The Wall Street Journal’s Jim Fusilli writes of the Grateful Dead’s recent Fare Thee Well tour, that “With the highly capable Messrs. Anastasio, Chimenti and Hornsby on board, perhaps there would be flashes of magic. And there were, with surprising frequency.”
Far from flawless, the band’s two sets confirmed its strengths and weaknesses: good, diverse songs that built to exhilarating heights when the machine functioned as a unit; and aimless meandering by the band that bordered on self-indulgence. At this late stage, there’s little point in addressing the latter, especially since the majority of the 70,000 tribal members in attendance cheered the best and worst with equal vigor, but there was a touch of regrettable self-sabotage in the program.
The Dead tapped into its classic period to launch its farewell. It opened with “Box of Rain,” an “American Beauty” song that was the last one it performed with Garcia here prior to his death, and then moved on to “Jack Straw” and “Bertha,” which were introduced back in the early ’70s on live albums, and “The Wheel,” a song from Garcia’s debut solo disc that was released in ’72. Neither Mr. Lesh, who sang Garcia’s parts in “The Wheel” and “Jack Straw”—the latter a curious choice since Mr. Hornsby released a powerful version of the song in 1991—or Mr. Anastasio, who sang “Bertha,” attempted to invoke Garcia’s vocal style, and their readings gave the familiar songs a fresh bloom. At one point in “The Wheel,” four voices rang in air-tight harmony, an effect that could elude the band at times during its five decades together.
Following an intermission that was about as long as the opening set, the Dead regained its momentum after the break with “Scarlet Begonias,” a Garcia-Hunter song from the mid-’70s, and the late-’70s Hart-Hunter composition “Fire on the Mountain.” During an instrumental interlude, Messrs.
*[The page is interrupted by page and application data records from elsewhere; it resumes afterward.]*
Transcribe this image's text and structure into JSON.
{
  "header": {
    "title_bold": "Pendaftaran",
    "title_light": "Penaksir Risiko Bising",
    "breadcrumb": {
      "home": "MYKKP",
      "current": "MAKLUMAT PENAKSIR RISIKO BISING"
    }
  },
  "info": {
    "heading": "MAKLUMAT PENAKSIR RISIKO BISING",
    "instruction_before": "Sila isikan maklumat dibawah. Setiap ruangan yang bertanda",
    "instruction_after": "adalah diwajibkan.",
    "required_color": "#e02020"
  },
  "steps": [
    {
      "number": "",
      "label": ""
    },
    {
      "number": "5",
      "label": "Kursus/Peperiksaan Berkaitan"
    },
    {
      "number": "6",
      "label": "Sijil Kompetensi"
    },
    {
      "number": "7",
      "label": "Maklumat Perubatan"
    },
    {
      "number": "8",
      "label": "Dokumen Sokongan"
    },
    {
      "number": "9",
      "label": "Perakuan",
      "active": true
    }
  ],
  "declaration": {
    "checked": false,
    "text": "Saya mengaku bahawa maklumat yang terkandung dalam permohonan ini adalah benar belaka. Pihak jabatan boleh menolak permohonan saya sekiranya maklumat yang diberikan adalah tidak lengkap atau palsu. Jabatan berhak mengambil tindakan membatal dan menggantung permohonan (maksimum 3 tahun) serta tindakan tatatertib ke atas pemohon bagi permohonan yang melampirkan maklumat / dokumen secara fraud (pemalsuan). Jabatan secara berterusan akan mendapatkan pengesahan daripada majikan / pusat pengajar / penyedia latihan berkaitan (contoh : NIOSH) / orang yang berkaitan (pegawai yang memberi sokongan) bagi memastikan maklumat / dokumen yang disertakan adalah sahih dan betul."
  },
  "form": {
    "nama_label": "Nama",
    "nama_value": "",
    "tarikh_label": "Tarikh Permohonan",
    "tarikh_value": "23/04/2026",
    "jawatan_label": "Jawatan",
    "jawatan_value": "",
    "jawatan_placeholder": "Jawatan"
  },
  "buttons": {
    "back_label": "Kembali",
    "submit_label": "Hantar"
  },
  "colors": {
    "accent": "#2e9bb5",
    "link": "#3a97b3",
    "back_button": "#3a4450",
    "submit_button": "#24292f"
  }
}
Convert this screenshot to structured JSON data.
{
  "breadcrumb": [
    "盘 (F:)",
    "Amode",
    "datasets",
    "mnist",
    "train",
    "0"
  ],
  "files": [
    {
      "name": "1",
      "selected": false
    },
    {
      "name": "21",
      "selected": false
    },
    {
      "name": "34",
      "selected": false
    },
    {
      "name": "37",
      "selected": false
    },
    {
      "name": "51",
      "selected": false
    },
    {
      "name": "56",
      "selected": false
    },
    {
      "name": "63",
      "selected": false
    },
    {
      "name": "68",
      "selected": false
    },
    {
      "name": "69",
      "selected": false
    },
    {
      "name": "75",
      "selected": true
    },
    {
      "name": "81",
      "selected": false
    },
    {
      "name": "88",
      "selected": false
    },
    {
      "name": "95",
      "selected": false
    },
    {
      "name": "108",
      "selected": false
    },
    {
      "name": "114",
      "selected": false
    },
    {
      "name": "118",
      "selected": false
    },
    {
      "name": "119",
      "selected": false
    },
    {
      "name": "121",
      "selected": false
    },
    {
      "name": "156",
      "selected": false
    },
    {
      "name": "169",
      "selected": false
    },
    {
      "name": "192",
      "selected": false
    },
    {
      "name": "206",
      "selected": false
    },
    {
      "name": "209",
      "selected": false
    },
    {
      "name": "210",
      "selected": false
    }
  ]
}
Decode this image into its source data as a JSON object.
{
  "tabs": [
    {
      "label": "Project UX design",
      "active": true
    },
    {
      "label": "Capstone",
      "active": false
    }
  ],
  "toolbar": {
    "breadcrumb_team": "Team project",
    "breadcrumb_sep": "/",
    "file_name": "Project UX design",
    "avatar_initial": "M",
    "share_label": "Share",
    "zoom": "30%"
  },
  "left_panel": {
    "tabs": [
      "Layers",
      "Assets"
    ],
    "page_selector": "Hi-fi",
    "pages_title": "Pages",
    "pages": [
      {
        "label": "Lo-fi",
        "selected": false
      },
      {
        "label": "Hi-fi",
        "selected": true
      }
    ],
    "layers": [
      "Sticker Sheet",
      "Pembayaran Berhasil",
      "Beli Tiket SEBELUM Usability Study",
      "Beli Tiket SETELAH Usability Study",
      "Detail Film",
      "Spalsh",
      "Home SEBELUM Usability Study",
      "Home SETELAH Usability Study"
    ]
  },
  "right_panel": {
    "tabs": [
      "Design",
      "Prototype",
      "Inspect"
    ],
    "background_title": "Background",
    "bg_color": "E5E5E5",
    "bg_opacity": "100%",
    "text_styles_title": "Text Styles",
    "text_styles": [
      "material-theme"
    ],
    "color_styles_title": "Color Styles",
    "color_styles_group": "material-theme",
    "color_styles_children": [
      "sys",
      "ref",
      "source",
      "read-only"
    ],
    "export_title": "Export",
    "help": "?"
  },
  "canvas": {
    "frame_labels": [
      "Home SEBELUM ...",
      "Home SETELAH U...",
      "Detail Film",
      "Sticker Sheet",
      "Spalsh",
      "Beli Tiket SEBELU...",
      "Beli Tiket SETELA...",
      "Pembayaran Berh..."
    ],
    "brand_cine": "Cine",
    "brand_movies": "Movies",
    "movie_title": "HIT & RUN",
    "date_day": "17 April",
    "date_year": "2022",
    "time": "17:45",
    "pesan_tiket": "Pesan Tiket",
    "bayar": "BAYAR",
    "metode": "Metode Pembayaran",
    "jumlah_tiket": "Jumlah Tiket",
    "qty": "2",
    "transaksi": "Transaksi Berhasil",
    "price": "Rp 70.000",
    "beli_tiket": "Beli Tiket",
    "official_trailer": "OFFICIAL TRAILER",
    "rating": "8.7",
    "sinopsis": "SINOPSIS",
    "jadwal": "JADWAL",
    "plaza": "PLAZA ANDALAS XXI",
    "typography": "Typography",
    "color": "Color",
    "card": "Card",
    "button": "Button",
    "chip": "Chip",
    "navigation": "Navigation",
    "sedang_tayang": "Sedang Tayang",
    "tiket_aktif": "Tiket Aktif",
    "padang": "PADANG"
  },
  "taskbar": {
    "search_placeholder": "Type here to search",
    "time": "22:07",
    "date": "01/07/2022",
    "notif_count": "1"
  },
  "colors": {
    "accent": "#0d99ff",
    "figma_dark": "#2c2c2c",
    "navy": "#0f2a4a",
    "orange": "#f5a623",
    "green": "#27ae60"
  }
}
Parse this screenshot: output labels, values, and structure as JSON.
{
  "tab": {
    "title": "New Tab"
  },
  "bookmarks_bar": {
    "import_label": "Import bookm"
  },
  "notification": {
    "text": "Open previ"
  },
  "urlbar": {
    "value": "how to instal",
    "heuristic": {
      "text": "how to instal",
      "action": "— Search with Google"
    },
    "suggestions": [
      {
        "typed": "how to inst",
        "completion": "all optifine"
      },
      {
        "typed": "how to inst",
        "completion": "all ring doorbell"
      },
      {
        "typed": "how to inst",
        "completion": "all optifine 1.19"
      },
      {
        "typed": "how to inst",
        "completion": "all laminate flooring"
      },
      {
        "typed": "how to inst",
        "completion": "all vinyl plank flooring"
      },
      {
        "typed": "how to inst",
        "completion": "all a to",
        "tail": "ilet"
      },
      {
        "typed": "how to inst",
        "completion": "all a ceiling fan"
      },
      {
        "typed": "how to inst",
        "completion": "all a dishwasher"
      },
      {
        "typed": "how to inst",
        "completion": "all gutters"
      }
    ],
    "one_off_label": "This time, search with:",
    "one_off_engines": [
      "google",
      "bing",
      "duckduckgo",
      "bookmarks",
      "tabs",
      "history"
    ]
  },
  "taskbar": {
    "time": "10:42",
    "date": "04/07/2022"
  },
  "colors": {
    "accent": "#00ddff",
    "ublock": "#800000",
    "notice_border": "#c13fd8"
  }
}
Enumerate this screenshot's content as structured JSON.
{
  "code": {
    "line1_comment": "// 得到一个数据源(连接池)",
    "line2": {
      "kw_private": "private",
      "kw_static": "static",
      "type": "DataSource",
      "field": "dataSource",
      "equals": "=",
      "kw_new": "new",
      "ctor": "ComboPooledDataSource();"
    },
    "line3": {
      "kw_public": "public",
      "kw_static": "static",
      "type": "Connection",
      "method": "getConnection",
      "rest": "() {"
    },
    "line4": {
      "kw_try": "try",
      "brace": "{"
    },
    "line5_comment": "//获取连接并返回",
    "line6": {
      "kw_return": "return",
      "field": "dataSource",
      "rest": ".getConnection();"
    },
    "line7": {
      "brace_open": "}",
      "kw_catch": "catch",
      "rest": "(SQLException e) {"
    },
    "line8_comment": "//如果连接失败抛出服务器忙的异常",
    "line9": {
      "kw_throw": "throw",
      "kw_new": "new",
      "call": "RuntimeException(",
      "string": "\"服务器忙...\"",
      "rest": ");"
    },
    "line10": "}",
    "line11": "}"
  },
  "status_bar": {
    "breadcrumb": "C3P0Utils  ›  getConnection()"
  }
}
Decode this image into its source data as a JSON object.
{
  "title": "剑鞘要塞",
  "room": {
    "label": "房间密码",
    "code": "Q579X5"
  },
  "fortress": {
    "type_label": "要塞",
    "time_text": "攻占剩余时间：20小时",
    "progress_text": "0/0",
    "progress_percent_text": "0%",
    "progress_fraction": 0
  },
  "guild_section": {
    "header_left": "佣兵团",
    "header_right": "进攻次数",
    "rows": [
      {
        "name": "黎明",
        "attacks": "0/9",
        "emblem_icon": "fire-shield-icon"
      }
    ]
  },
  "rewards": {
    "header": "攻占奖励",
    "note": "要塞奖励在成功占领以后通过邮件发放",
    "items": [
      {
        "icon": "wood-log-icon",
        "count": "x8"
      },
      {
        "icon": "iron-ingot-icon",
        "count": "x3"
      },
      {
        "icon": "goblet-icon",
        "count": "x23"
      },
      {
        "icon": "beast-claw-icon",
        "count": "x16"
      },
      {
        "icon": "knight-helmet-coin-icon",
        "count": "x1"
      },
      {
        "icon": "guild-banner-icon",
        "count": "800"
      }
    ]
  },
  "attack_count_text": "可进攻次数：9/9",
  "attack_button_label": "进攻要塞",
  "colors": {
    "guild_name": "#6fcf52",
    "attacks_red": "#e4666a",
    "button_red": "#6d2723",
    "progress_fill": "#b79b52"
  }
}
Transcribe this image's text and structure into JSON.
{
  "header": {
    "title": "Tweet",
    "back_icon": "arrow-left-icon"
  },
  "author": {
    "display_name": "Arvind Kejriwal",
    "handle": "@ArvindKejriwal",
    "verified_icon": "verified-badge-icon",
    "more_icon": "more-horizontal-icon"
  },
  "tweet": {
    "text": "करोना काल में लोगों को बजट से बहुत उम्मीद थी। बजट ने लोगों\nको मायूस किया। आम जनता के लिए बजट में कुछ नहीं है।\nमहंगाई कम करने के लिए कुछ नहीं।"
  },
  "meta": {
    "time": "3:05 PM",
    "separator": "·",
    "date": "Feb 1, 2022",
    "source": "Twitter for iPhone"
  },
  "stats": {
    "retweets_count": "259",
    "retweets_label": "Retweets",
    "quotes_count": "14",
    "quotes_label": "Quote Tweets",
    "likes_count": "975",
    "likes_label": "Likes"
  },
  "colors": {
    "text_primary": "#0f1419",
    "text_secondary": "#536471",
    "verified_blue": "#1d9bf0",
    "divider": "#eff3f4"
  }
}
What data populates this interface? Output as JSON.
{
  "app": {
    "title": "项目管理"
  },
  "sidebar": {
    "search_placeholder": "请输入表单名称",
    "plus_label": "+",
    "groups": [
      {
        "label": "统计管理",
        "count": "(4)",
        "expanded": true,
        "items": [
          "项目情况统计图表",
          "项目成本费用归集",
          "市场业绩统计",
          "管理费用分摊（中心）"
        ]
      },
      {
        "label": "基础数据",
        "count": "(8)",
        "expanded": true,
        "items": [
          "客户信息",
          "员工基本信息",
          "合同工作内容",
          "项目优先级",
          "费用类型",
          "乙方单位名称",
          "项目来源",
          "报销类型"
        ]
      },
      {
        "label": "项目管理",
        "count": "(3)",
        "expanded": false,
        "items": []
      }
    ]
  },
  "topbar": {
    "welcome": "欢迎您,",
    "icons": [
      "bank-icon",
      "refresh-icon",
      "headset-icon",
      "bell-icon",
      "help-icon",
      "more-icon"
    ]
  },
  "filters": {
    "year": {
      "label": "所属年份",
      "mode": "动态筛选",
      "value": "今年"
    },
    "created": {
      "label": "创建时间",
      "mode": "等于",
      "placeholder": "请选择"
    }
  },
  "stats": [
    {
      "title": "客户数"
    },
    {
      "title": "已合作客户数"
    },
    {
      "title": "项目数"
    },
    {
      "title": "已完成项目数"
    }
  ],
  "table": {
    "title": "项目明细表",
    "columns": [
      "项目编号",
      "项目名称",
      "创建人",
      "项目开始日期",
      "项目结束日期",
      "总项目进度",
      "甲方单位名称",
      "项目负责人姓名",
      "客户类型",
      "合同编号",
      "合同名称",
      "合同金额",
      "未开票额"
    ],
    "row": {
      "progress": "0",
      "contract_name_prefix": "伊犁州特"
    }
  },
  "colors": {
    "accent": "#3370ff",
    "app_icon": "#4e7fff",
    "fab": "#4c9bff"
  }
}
Anastasio and Weir played stinging lines that wove around each other as the drummers rattled away.
Then came the staple that’s become known as “Drums/Space,” a pointless discharge of percussion and what might be called free rock that must be much more fun to play than to listen to. Later, a jam rising from Mr. Weir’s “Playing in the Band” failed to coalesce, but a galloping “Franklin’s Tower” brought the music back to a satisfying groove as Mr. Hornsby issued a deft, dancing solo.